ASSIGNMENT:
Scan the listing below. Return every line containing the string "true".

MATERIAL FOR THIS EXERCISE:
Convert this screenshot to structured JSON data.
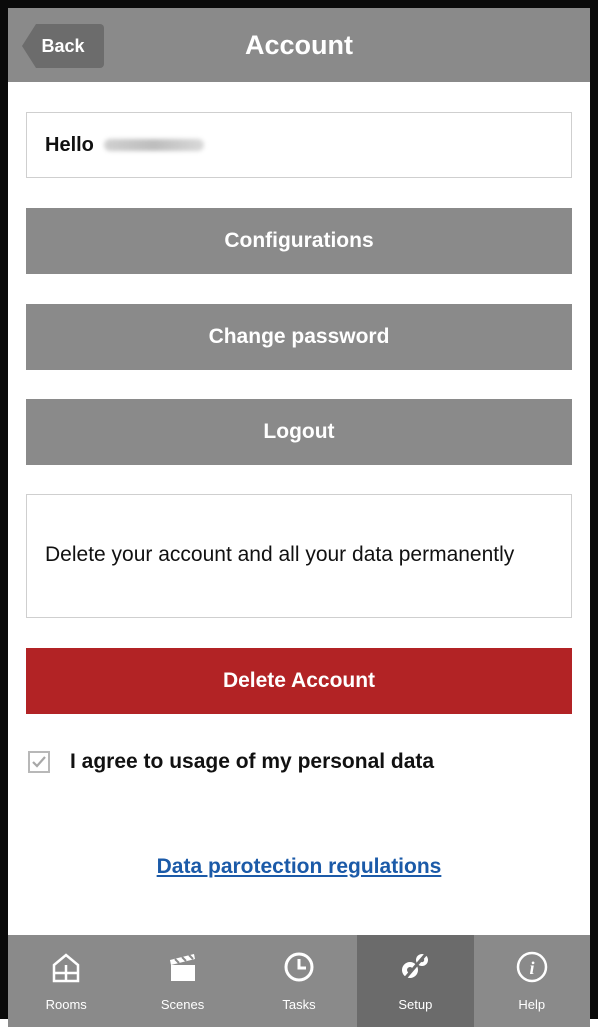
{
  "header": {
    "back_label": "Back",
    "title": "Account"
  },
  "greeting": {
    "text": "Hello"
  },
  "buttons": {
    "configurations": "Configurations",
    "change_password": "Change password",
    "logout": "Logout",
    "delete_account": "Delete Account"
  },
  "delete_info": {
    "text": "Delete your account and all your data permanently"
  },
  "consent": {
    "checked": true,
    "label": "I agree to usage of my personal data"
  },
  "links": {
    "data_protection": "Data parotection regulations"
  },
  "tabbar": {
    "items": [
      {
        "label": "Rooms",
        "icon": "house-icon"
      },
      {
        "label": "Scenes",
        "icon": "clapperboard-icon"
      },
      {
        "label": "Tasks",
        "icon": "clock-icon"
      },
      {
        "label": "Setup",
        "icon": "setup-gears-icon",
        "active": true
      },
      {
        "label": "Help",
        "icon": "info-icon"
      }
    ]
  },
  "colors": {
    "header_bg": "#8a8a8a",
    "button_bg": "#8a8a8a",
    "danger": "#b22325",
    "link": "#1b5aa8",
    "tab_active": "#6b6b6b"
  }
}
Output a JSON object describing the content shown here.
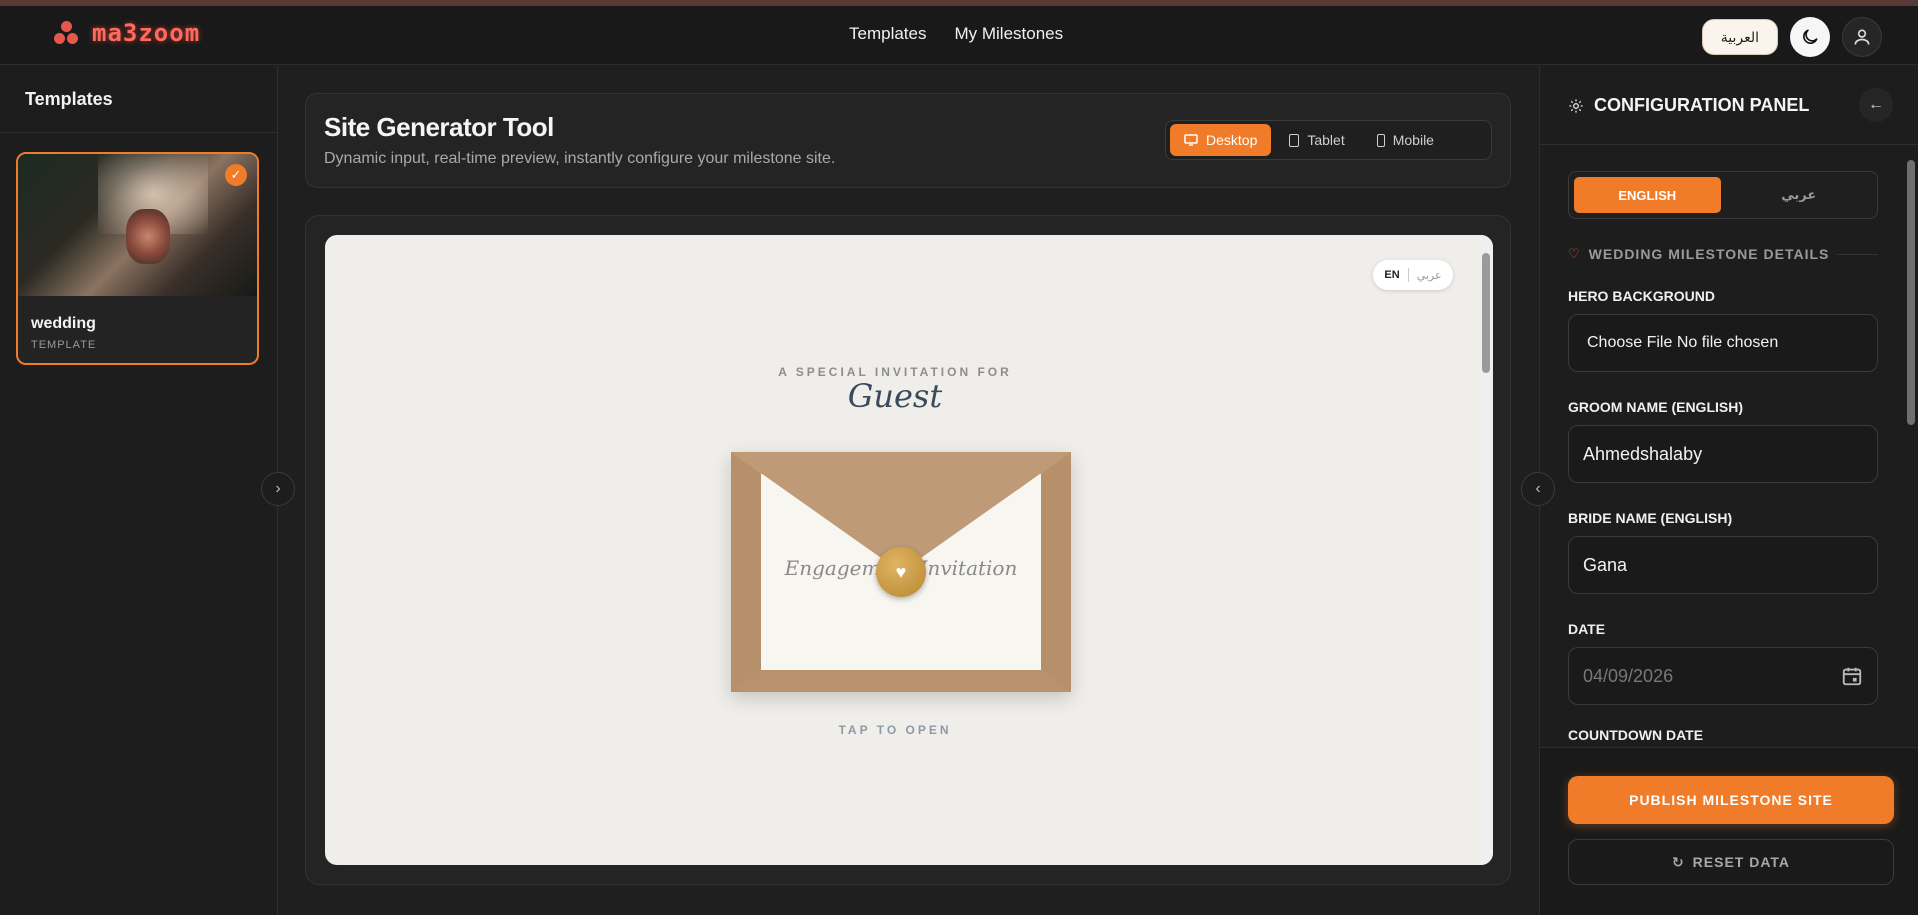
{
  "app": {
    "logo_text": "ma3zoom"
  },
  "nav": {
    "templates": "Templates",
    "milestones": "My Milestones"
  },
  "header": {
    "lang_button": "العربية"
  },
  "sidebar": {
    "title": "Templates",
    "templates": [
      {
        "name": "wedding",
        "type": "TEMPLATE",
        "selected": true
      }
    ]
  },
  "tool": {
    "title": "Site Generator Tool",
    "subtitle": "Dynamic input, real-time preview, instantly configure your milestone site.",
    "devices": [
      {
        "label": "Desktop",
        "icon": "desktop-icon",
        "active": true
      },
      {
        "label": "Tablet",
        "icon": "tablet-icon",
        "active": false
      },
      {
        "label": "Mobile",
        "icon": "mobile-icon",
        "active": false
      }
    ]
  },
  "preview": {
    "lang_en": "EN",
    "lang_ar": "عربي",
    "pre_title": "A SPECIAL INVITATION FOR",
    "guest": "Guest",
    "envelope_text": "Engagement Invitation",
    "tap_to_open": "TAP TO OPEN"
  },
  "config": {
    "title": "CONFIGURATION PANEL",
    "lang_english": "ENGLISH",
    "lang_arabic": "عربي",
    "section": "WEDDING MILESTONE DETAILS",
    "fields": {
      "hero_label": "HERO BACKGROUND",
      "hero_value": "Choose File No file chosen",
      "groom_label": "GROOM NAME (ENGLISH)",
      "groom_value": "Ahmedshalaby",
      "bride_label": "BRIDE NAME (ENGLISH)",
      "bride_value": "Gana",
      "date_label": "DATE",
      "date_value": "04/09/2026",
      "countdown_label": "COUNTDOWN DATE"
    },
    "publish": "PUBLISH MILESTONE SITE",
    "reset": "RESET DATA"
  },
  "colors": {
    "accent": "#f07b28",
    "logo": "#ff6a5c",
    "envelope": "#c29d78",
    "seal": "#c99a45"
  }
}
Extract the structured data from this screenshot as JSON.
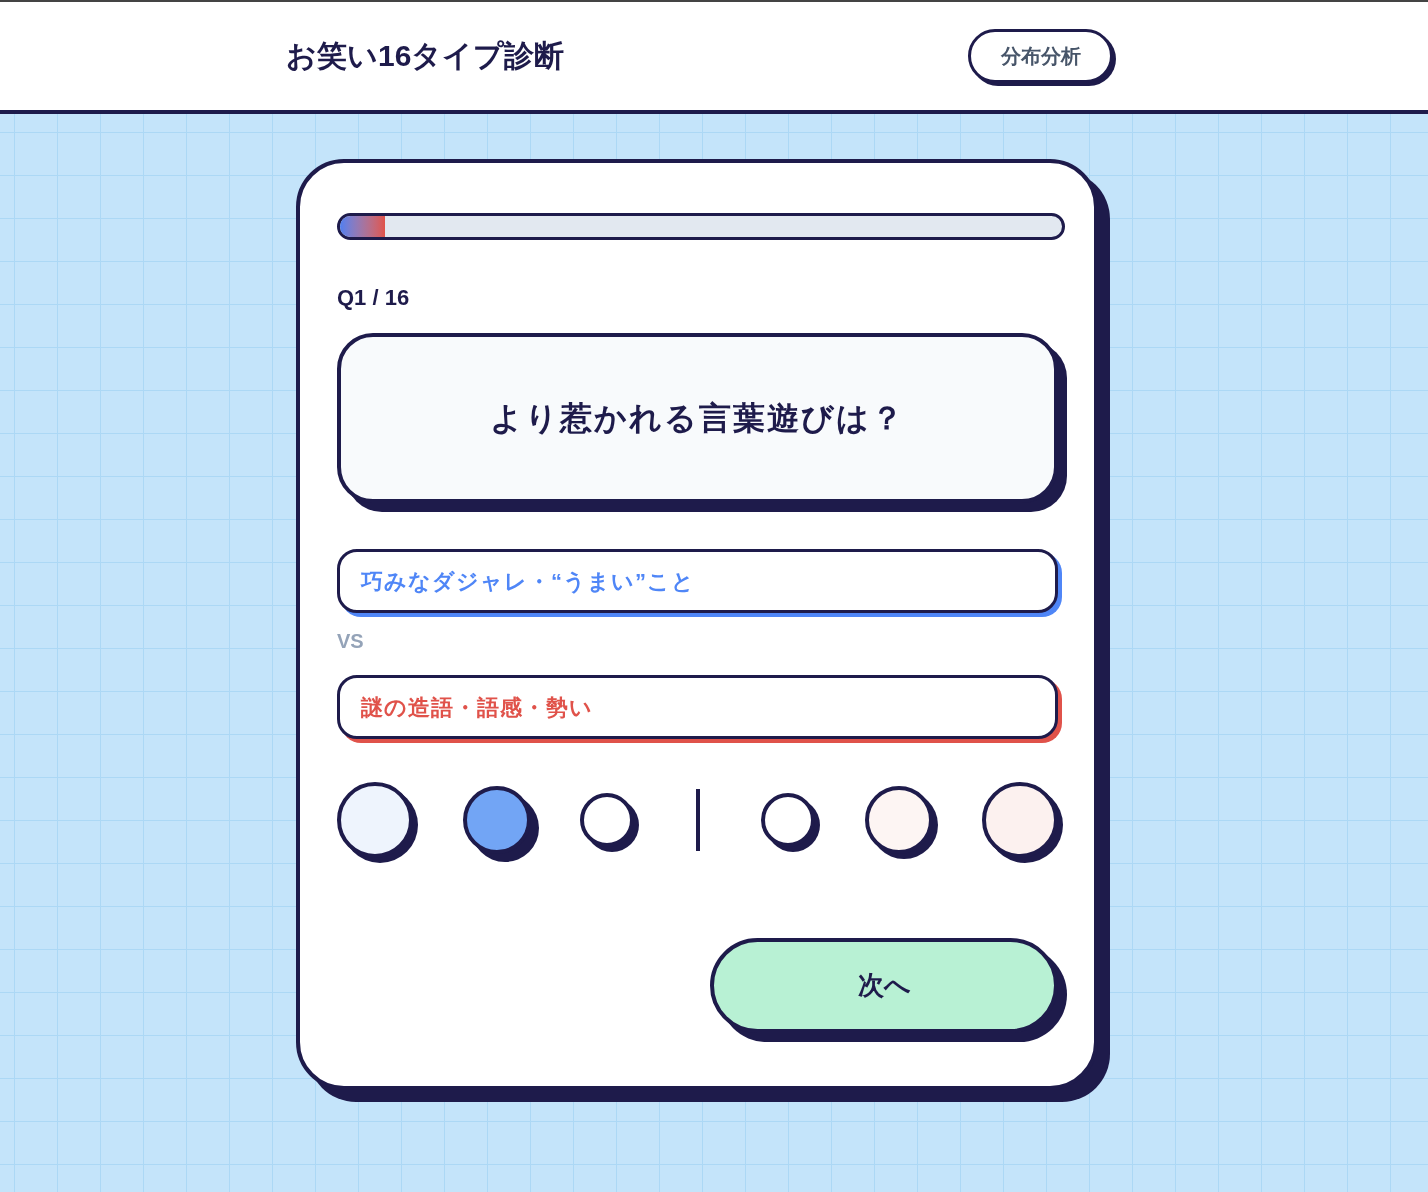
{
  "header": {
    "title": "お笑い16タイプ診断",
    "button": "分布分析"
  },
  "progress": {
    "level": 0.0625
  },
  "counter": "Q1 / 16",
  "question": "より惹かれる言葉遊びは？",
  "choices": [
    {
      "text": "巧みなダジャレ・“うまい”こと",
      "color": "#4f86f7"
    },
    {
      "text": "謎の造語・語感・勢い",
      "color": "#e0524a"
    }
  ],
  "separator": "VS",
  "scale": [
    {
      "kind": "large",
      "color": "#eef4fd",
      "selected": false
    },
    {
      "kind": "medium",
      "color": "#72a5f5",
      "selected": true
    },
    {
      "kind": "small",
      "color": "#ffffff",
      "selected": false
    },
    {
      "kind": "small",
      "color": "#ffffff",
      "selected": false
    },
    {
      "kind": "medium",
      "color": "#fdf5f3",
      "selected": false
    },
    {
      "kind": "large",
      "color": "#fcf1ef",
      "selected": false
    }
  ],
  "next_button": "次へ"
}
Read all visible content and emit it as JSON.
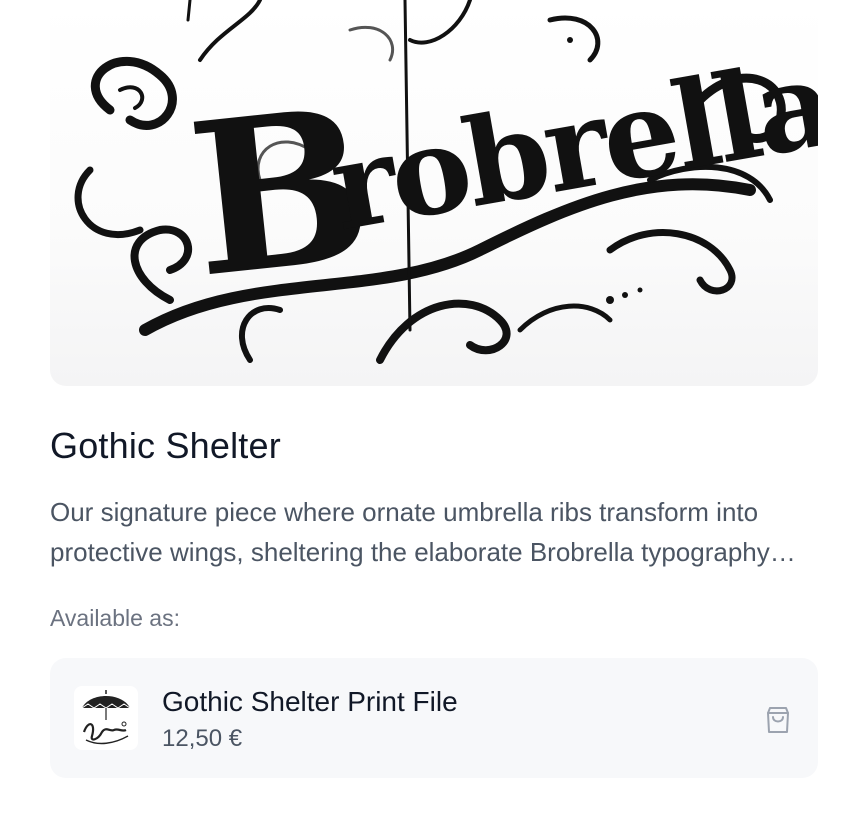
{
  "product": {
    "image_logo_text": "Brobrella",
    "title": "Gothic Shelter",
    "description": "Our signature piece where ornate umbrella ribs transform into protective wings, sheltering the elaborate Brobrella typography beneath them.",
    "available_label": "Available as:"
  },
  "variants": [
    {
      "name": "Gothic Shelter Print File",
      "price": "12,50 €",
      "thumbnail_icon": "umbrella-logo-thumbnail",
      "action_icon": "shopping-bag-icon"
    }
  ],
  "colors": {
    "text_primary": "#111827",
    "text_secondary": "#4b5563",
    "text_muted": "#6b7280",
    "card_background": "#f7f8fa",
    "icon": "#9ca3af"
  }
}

SOLUTION FOR THIS TASK:
    "checked": true,
        "active": true
        "selected": true
        "active": true
      "selected": true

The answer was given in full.